*** Opening of Extracted information ***

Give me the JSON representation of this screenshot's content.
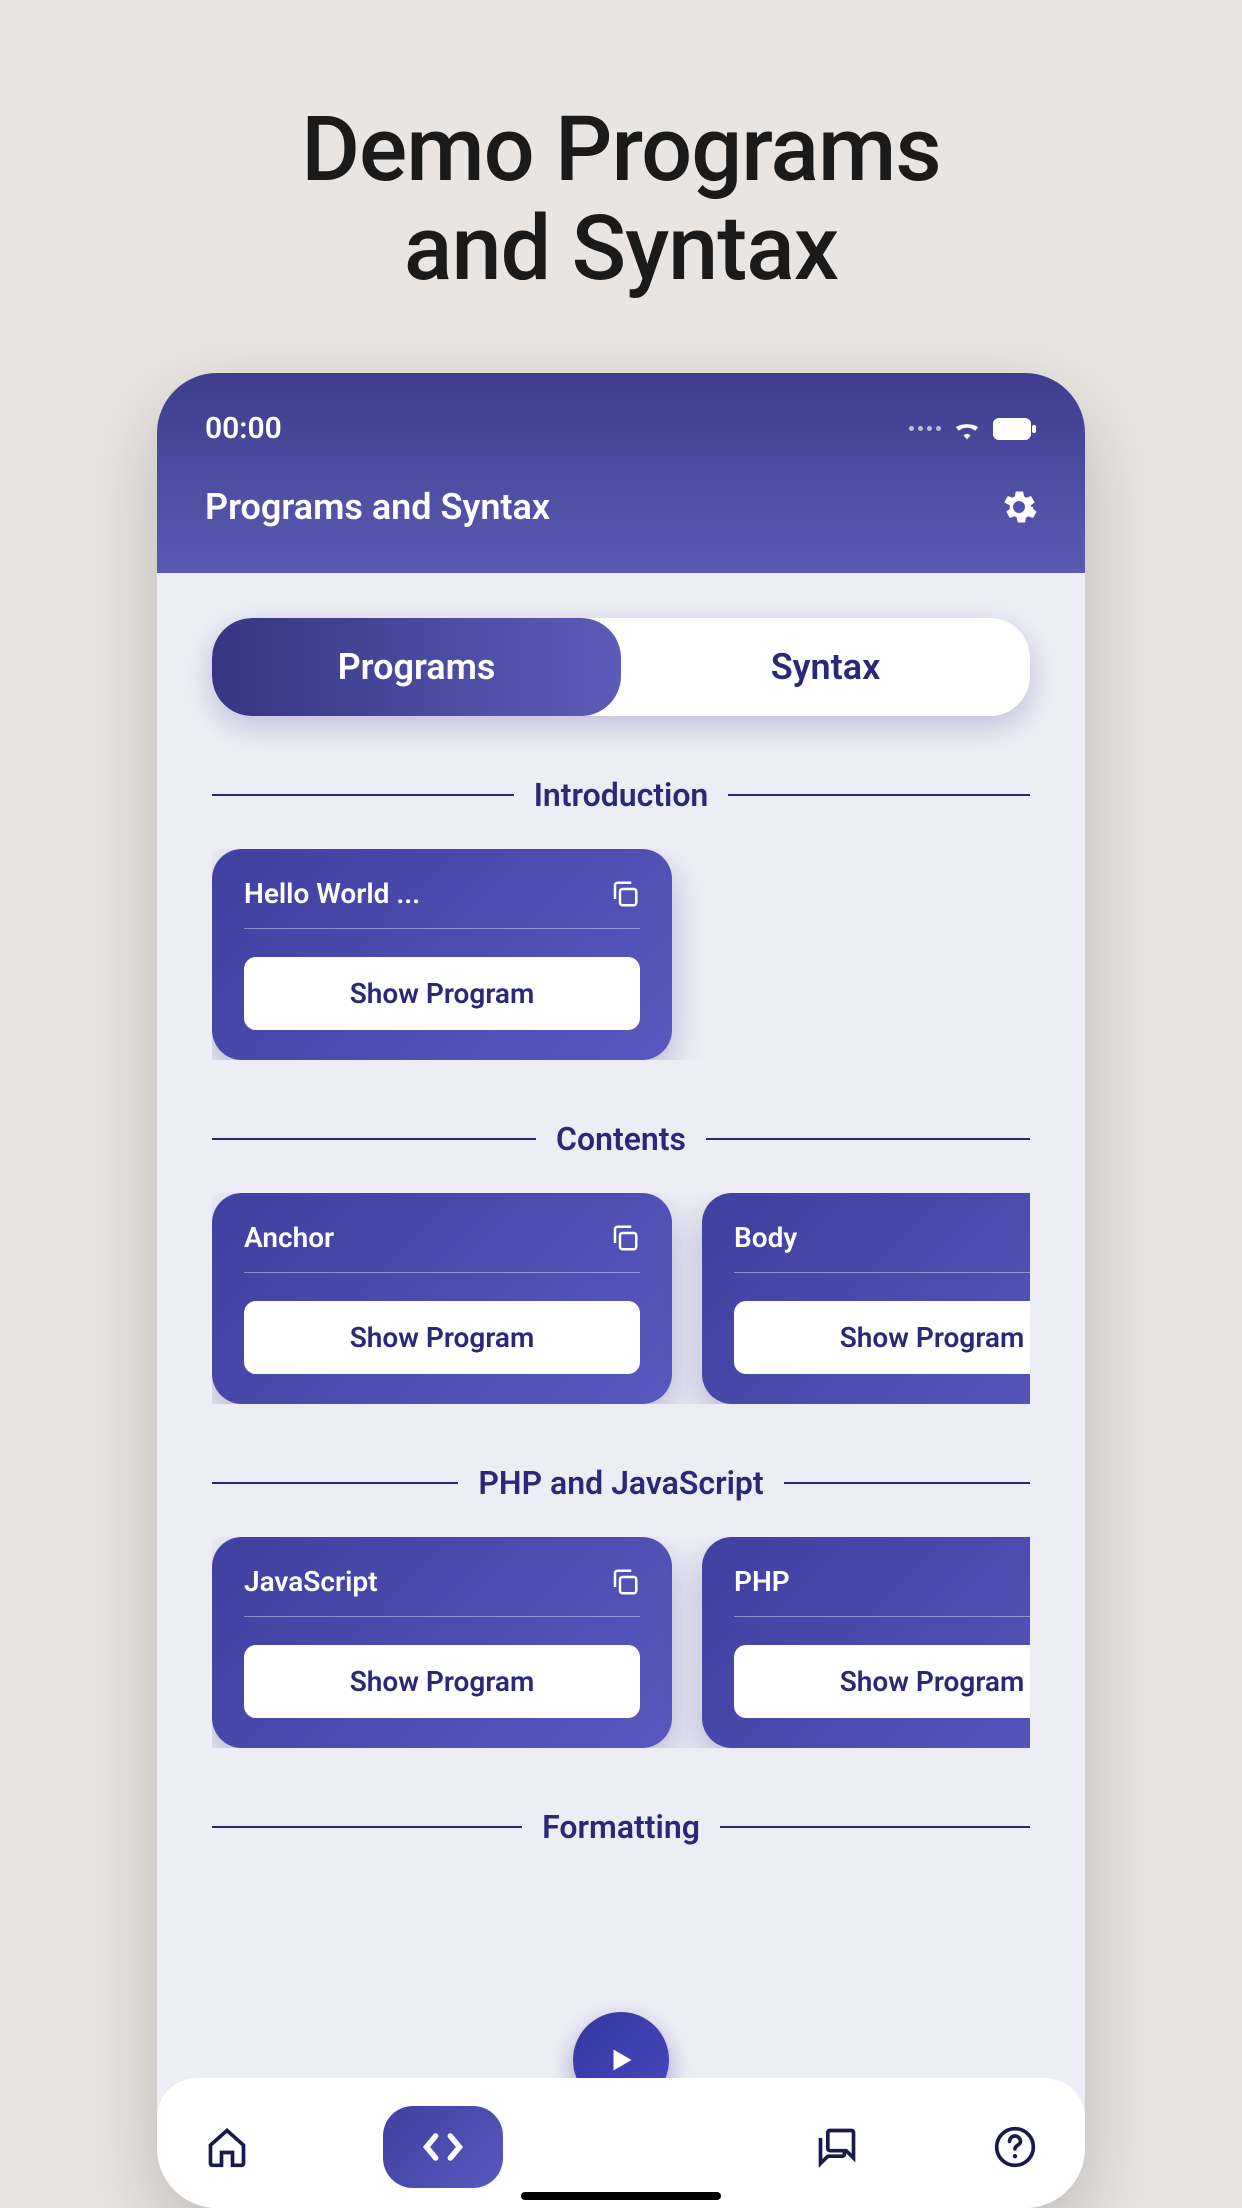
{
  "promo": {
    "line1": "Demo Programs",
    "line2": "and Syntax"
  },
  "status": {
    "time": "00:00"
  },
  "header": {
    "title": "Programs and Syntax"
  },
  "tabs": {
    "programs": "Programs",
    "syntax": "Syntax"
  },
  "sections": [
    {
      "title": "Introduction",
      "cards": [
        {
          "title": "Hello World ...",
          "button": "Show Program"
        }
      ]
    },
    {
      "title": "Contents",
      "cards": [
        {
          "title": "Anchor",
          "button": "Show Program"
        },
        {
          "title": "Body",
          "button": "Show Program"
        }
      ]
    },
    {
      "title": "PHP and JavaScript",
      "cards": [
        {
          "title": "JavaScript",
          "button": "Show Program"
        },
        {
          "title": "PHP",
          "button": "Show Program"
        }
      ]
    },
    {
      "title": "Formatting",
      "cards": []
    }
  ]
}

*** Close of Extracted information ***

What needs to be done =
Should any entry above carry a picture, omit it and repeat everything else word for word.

Solution to this exercise =
Give me the JSON representation of this screenshot's content.
{
  "promo": {
    "line1": "Demo Programs",
    "line2": "and Syntax"
  },
  "status": {
    "time": "00:00"
  },
  "header": {
    "title": "Programs and Syntax"
  },
  "tabs": {
    "programs": "Programs",
    "syntax": "Syntax"
  },
  "sections": [
    {
      "title": "Introduction",
      "cards": [
        {
          "title": "Hello World ...",
          "button": "Show Program"
        }
      ]
    },
    {
      "title": "Contents",
      "cards": [
        {
          "title": "Anchor",
          "button": "Show Program"
        },
        {
          "title": "Body",
          "button": "Show Program"
        }
      ]
    },
    {
      "title": "PHP and JavaScript",
      "cards": [
        {
          "title": "JavaScript",
          "button": "Show Program"
        },
        {
          "title": "PHP",
          "button": "Show Program"
        }
      ]
    },
    {
      "title": "Formatting",
      "cards": []
    }
  ]
}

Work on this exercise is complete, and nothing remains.